Turn we to the Lord God, the Father Almighty, and with pure hearts offer to him, so far as our meanness can, great and true thanks, with all our hearts praying his exceeding kindness, that of his good pleasure he would deign to hear our prayers, that by his Power he would drive out the enemy from our deeds and thoughts, that he would increase our faith, guide our understandings, give us spiritual thoughts, and lead us to his bliss, through Jesus Christ his Son our Lord, who liveth and reigneth with him, in the Unity of the Holy Spirit, one God, for ever and ever. Amen.
[A prayer which he was wont to use after his Sermons and Lectures.]
NPNF (V1-08) St. Augustine
 Lat. LXIX. Sermon preached at the celebration of the Martyrs.  Preface. John xii. 24.  Ps. cxli. 10, LXX.; and Vulgate nearly.  Matt. xviii. 7.  Matt. xxiv. 12.  Gen. xix. 19.  2 Cor. xi. 29.  2 Tim. iii. 12.  Acts ix. 4.  Matt. xxv. 40.  Ps. cxlii. 4.  Matt. v. 44.  Luke xxiii. 34.  Acts vii. 58, ix. 1.  Acts ix. 4.  Oxf. mss. "and no more defend their doings."  The reading sequere mentioned in Ben. is probably a mistake for seque, which is found at Oxford. Or it is, "follow them in their succession."  Vide Rev. xx. 3.  Ps. cxii. 10.  Ps. lxx. 2.  Matt. xvi. 23.  Wisd. iii. 6.  Prov. xxvii. 21.  Ps. xxii. 15.  mss.
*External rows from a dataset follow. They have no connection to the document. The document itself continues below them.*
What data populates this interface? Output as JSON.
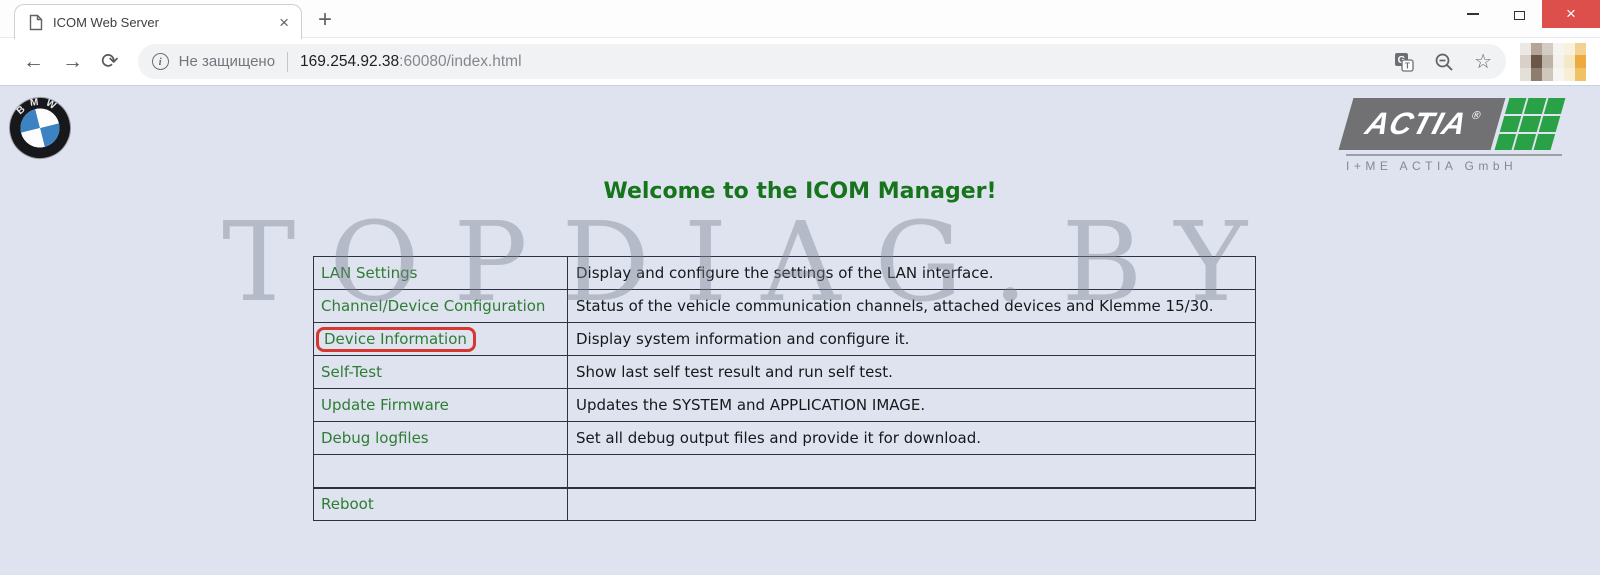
{
  "browser": {
    "tab": {
      "title": "ICOM Web Server"
    },
    "icons": {
      "tab_close": "×",
      "new_tab": "+",
      "window_close": "×",
      "back": "←",
      "forward": "→",
      "reload": "⟳",
      "info": "i",
      "star": "☆"
    },
    "omnibox": {
      "security_text": "Не защищено",
      "url_host": "169.254.92.38",
      "url_rest": ":60080/index.html"
    }
  },
  "page": {
    "heading": "Welcome to the ICOM Manager!",
    "watermark": "TOPDIAG.BY",
    "bmw_letters": "BMW",
    "actia": {
      "brand": "ACTIA",
      "reg": "®",
      "subtitle": "I+ME ACTIA GmbH"
    },
    "menu": {
      "rows": [
        {
          "label": "LAN Settings",
          "desc": "Display and configure the settings of the LAN interface."
        },
        {
          "label": "Channel/Device Configuration",
          "desc": "Status of the vehicle communication channels, attached devices and Klemme 15/30."
        },
        {
          "label": "Device Information",
          "desc": "Display system information and configure it.",
          "highlighted": true
        },
        {
          "label": "Self-Test",
          "desc": "Show last self test result and run self test."
        },
        {
          "label": "Update Firmware",
          "desc": "Updates the SYSTEM and APPLICATION IMAGE."
        },
        {
          "label": "Debug logfiles",
          "desc": "Set all debug output files and provide it for download."
        },
        {
          "label": "",
          "desc": ""
        },
        {
          "label": "Reboot",
          "desc": ""
        }
      ]
    },
    "colors": {
      "page_bg": "#dee3ef",
      "link_green": "#2e7d33",
      "heading_green": "#17741c",
      "highlight_red": "#d6382f",
      "close_red": "#dd4f4a",
      "actia_green": "#2aa146"
    }
  }
}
Reg. non te, "aught but Thee."  Luke xv. 4.  John x. 27.  Luke xxiv. 39.  Luke xxiv. 46, 47.  John x. 5.  Ps. cxli. 5.  Here Oxf. mss. repeat, "They that love Thy saving health."  Ps. cxlvi. 3.  Ps. iii. 8.  Ps. xviii. 28.  Rom. vii. 23.  Matt. v. 6.  Luke xvi. 23.  Ps. xvi. 2.  Matt. vii. 14.  Ps. xc. 4.  Exod. xvi. 2; Acts vii. 39.  Luke xvii. 32.  Philip. iii. 13.  2 Tim. iv. 8. Finis